I’ve been wanting to go to southern Africa and especially South Africa, Namibia and Botswana. Those are some of the few places I haven’t been to. I really love African wildlife and those countries are also doing great things with sustainable tourism. I’ve been closely following some of the companies out there like Wilderness Safaris and all the wonderful things they are doing and how much they contribute to the local economies and preserve wildlife. I’d love to have a vacation that was in that context. The governments are also doing a lot of forward-thinking planning and making sure people in the country are benefiting from tourism.
When you pack for a trip, is there something you always take with you?
I always take my camera, but when I travel for business, I make sure to pack a small duffel in my main suitcase.
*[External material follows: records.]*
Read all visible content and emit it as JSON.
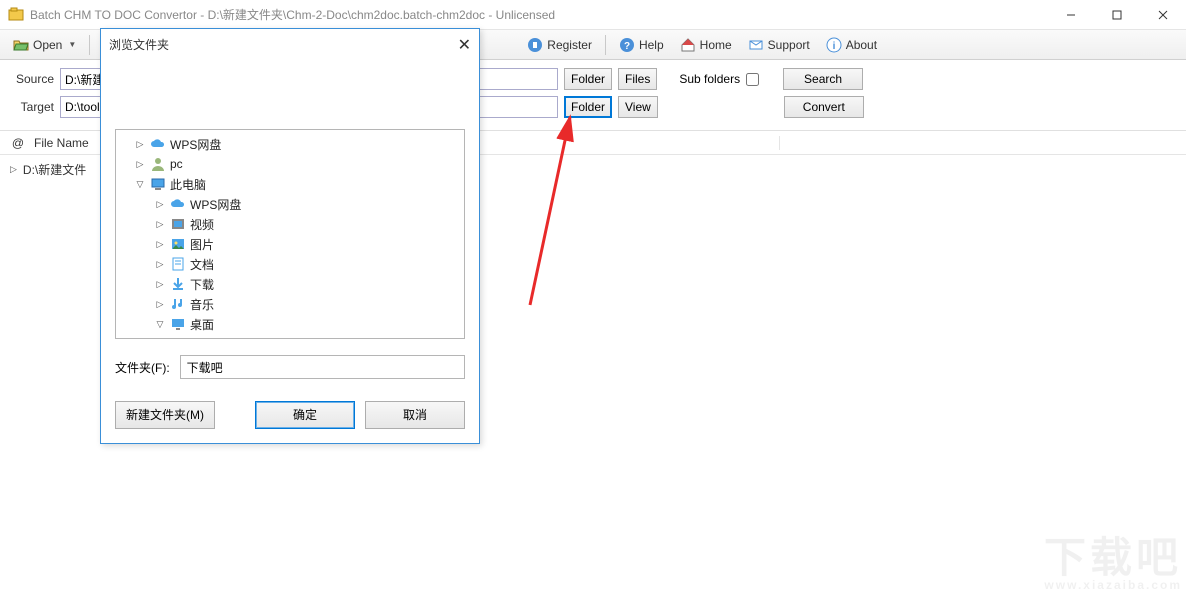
{
  "window": {
    "title": "Batch CHM TO DOC Convertor - D:\\新建文件夹\\Chm-2-Doc\\chm2doc.batch-chm2doc - Unlicensed"
  },
  "toolbar": {
    "open": "Open",
    "register": "Register",
    "help": "Help",
    "home": "Home",
    "support": "Support",
    "about": "About"
  },
  "form": {
    "source_label": "Source",
    "source_value": "D:\\新建文",
    "target_label": "Target",
    "target_value": "D:\\tools\\",
    "folder_btn": "Folder",
    "files_btn": "Files",
    "subfolders_label": "Sub folders",
    "search_btn": "Search",
    "view_btn": "View",
    "convert_btn": "Convert"
  },
  "list": {
    "at": "@",
    "col_filename": "File Name",
    "row0": "D:\\新建文件"
  },
  "dialog": {
    "title": "浏览文件夹",
    "folder_label": "文件夹(F):",
    "folder_value": "下载吧",
    "newfolder_btn": "新建文件夹(M)",
    "ok_btn": "确定",
    "cancel_btn": "取消",
    "tree": {
      "wps1": "WPS网盘",
      "pc": "pc",
      "thispc": "此电脑",
      "wps2": "WPS网盘",
      "video": "视频",
      "pictures": "图片",
      "docs": "文档",
      "downloads": "下载",
      "music": "音乐",
      "desktop": "桌面"
    }
  },
  "watermark": {
    "main": "下载吧",
    "sub": "www.xiazaiba.com"
  }
}
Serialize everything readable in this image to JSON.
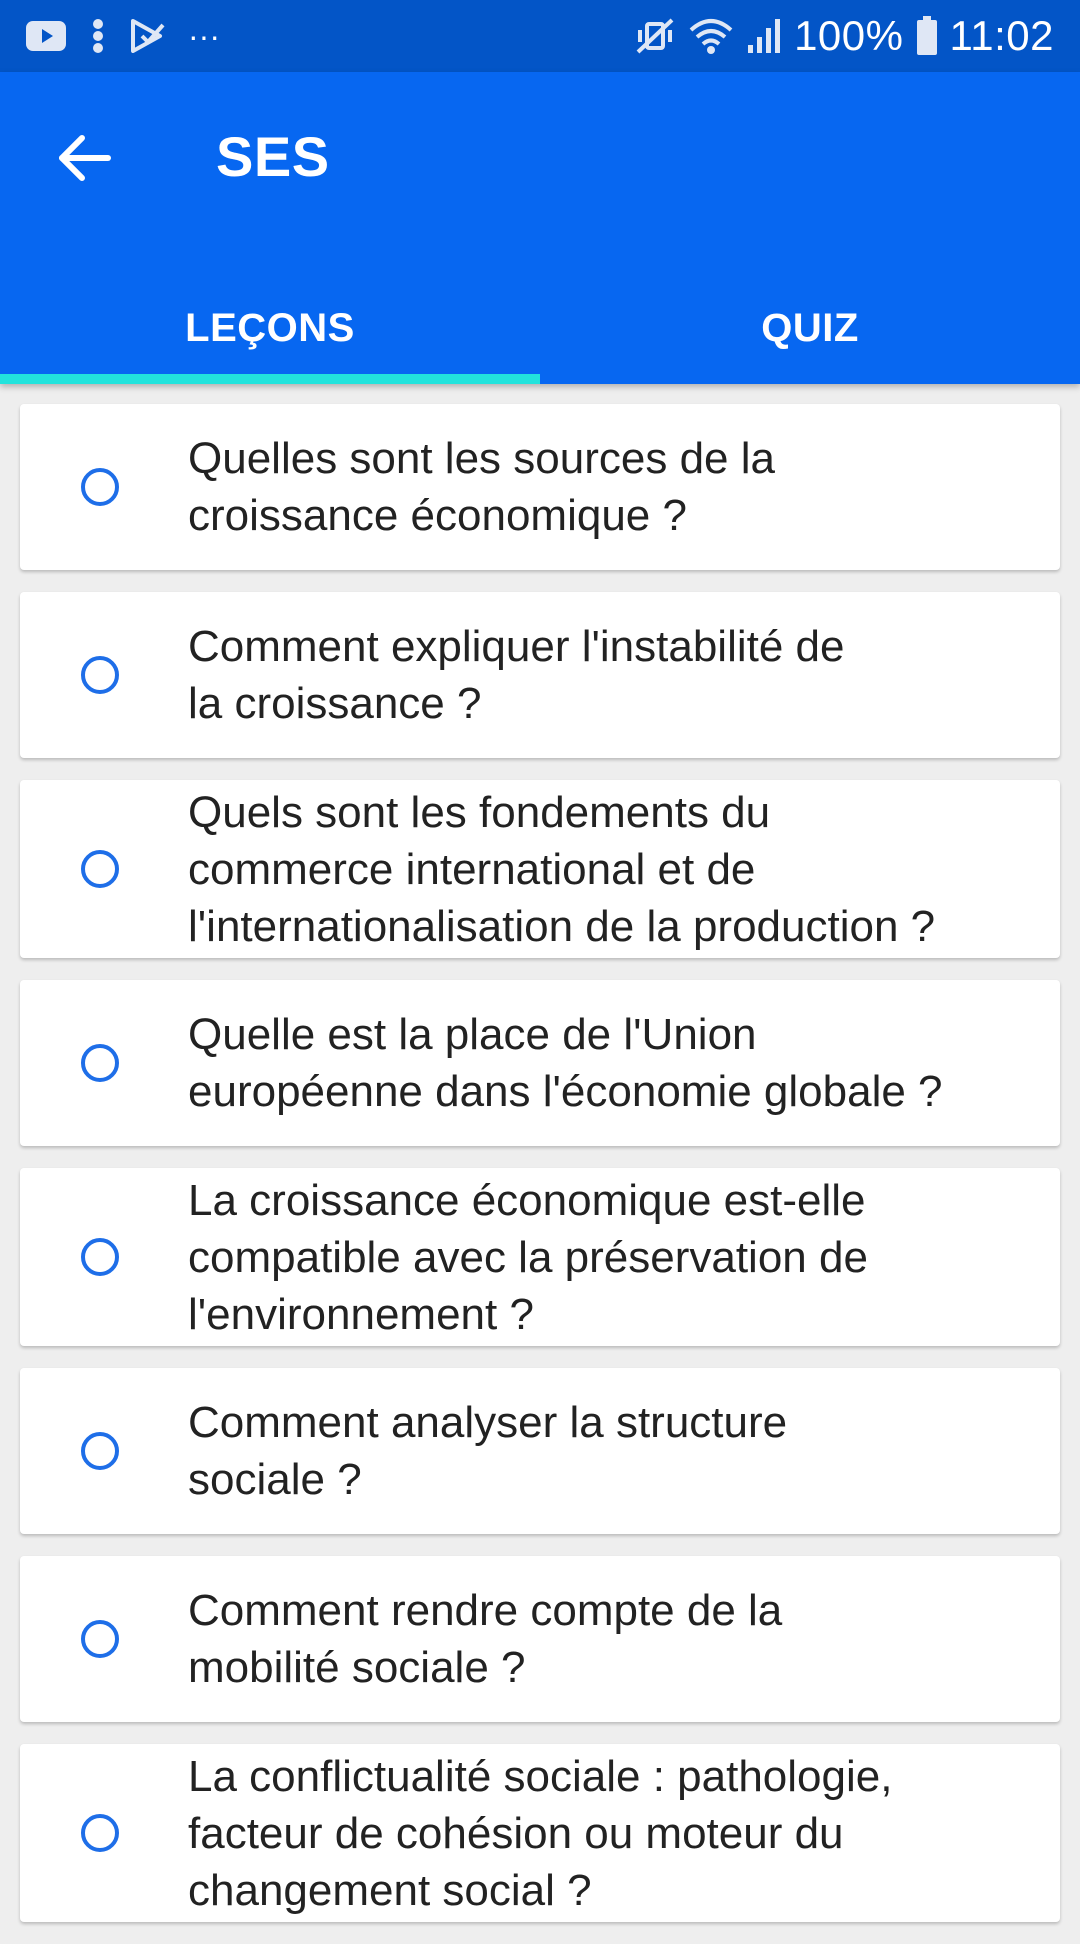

That way, I can leave the suitcase at the hotel and pull out the duffel for the days that I can get away from meetings and see the sights. I also often get last minute invitations to try out new eco resorts, so I try to be ready with flashlights and things that I might need in a more primitive setting.
Is there a favorite meal that has stood out throughout your travels?
When I was spending a lot of time in El Salvador, there was a place I used to take family and friends when they would visit. It was in a town called Izalco. It was in the mountains and was an easy drive from San Salvador. They served pupusas, which is the national dish of El Salvador. The really authentic pupusas are made on big hot griddles over wood fires. This place would cook one after another at an outdoor picnic area and they always served a special relish to go with them. Yeah, I think that was one of my fondest memories of food; sitting outside at night in Izalco with friends having some beer and pupusas.
Do you have advice for people looking to travel sustainably for the first time?
I’ve really come to a new set of principles around that because it used to be, when I was head of TIES, we would recommend the small scale tours with just a few people, and I, of course, still recommend going lightly and being careful about all the impacts you might have on the environment, but the surprising thing that I’ve discovered teaching at Harvard and really analyzing this is that the larger scale resorts are not always bad on the environment. In fact, research has shown that even all-inclusive resorts are not that bad on the environment and many of them have increasingly taken environmental responsibility seriously and they are reducing their impacts on the environment. Surprising research has also shown that economic benefits for local communities are greater than staying at a small lodge because more and more locals are being trained and hired for jobs. So, much to my surprise, but good news for the planet, is that even going on a larger scale all-inclusive resort trip isn’t going to harm the environment and may even be good for local people. So, if you don’t have the money to afford a trip to a certified eco lodge, you can still do the right thing and book a less expensive trip to a place that is serious about upholding sustainable principles.
Do you have advice for independent travelers?
I think we as independent travelers just have to be less sure that our way of having fun is the same way or is appropriate for the local people. That’s what I’ve noticed the most from independent travelers and backpackers. It’s kind of a party-hardy culture and it has always been touted as being low impact, but I don’t think it is. I think the mindsets that people bring with them and the influence they have on others is extremely impactful and can help to deteriorate culture. So I think people need to be a little more cautious.